- in our testing of the 2021 bmw m550i xdrive, we expressed surprise at a slower-than-expected 4.1 second time to 60 mph. a retest dropped that time to 3.9 seconds, still short of bmw's 3.6-second claim.
- the issue hampering standing-start acceleration lies with a miscommunication between the engine computer and the car's stability control module, which results in a drop in turbocharger boost pressure.
- owners and dealers are being notified of the issue and that the fix will arrive this summer.
update 6/2/2021, 3 p.m.: bmw, in a release, said the problem explained in this article also affects all 2021 540i xdrive models, which will also get the software fix.
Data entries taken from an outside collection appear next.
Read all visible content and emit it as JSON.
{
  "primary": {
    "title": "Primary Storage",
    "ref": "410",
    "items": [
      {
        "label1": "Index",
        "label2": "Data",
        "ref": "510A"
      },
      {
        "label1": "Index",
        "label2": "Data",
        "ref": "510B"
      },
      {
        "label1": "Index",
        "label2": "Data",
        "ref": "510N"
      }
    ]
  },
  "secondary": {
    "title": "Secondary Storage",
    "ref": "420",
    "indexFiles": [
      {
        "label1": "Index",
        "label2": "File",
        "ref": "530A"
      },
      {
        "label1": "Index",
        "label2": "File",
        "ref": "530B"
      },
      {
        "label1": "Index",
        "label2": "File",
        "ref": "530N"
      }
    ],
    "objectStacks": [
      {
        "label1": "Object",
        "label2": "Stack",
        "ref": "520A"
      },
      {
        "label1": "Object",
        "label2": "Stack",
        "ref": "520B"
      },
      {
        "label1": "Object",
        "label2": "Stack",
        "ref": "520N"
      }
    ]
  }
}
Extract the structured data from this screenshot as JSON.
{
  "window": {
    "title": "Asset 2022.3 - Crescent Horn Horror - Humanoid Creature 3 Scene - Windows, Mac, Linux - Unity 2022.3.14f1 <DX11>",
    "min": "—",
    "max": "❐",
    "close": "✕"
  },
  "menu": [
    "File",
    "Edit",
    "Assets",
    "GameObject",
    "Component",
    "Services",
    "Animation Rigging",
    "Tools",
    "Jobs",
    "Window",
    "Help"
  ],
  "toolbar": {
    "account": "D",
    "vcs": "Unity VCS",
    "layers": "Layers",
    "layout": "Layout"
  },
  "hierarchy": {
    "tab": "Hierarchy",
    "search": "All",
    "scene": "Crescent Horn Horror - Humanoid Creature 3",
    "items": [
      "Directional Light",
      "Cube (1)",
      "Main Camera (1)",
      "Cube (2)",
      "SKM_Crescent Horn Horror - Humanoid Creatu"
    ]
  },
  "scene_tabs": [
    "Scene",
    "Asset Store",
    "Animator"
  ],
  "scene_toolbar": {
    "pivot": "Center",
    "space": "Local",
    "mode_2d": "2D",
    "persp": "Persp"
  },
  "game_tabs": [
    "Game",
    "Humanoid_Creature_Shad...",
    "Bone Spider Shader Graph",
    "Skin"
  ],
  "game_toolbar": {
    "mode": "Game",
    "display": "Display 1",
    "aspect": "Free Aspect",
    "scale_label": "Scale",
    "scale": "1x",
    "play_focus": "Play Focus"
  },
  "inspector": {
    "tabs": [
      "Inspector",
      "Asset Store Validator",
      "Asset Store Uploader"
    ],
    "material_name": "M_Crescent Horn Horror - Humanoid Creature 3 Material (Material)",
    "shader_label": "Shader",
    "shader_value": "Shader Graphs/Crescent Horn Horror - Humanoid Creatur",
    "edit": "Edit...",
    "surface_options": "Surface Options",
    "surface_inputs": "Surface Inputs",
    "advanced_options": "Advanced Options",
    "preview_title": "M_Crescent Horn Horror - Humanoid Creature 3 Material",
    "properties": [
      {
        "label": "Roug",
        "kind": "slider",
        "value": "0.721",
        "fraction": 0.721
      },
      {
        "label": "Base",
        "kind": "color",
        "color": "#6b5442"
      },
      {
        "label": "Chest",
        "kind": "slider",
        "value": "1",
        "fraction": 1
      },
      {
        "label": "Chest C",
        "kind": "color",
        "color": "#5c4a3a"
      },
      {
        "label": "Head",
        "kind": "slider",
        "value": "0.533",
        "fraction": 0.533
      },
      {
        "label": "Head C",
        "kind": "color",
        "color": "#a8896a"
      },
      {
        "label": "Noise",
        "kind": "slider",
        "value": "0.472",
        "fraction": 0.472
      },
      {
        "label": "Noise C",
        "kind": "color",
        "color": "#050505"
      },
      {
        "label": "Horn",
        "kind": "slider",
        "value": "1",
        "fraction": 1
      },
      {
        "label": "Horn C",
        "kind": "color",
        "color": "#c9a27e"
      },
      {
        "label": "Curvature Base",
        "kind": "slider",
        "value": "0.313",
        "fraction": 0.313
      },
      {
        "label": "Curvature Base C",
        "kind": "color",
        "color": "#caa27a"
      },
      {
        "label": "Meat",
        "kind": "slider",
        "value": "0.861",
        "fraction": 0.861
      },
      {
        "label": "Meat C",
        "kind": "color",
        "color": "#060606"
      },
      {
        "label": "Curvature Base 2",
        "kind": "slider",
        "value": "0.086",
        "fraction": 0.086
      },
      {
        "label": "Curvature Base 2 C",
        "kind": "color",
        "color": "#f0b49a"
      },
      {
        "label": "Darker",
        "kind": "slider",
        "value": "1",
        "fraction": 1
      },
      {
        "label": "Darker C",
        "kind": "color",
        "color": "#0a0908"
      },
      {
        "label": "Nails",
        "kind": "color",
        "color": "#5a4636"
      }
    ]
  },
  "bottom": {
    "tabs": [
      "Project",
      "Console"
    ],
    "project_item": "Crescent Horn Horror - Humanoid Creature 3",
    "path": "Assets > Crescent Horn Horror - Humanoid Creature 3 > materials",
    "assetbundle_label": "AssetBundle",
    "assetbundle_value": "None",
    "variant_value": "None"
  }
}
bmw will be informing 2021 m550i xdrive buyers and dealers this week that the 523-hp sports sedan isn't as quick as promised. in standing-start acceleration, the '21 m550i can't quite deliver on the claimed 3.6-second zero-to-60-mph time. earlier m550is are apparently not affected. the problem lies in a communication error between the stability control module and the engine computer that results in a drop in turbocharger boost pressure. bmw promises an over-the-air software patch will be coming this summer that will get the two modules to work better together and allow the car to meet bmw's 3.6-second zero-to-60 claim.
this news comes after a recent test of the 2021 bmw m550i xdrive left us puzzled by its slower-than-expected acceleration. while a 4.1-second leap to 60 sounds pretty fleet for a 4480-pound four door, a 5336-pound x5 m50i with an identical twin-turbo v-8 and eight-speed automatic hit 60 in 3.9 seconds. and, of course, there's the matter of bmw's 3.6-second time. we regularly beat, or at least match, bmw's quoted zero-to-60 times. also, the automatic and the m550i's all-wheel-drive system make a good launch nearly idiotproof. thinking that perhaps a lower-than-recommended octane went into the test car's tank, affecting the 556-hp twin-turbo v-8, or that some other issue had hobbled the car, we invited the m550i back for a retest.
in the second go-round, acceleration to 60 mph dropped from 4.1 seconds to 3.9, but clearly, something was amiss. thinking that the m550i we had in michigan might be an outlier, we requested one out of the los angeles press fleet. at that point, bmw informed us it was looking into the matter. a few days later, we learned that we wouldn't be getting an m550i in california because the issue wasn't limited to the michigan test car. we're hoping to try a fixed m550i as soon as the software patch lands.
this isn't the first time our testing has exposed cars that fell short of their promises. when the 1999 ford mustang cobra went on sale, its revised 4.6-liter v-8 promised 320 horsepower but delivered 60 mph in 5.5 seconds, a tenth slower than its 305-hp predecessor. the additional power had us expecting a run closer to 5.0 seconds, and we wrote about it. ford blamed a flawed and more restrictive intake. to fix the cars, the out-of-spec manifolds were replaced and a less restrictive exhaust went in to deliver the promised ponies.
two years later, the 2001 mazda miata's horsepower went from 140 to 155, but c/d testing showed the new car to be slower than the old one. the disappointing acceleration led mazda to confess that the 155-hp number came from a japan-market version that didn't meet u.s. regulations. customers of the early 2001 miatas were offered a buyback for their cars, but if they chose to keep their cars they'd receive free service for the remainder of the three-year/36,000-mile warranty. mazda also threw in a $500 gift card as a further mea culpa.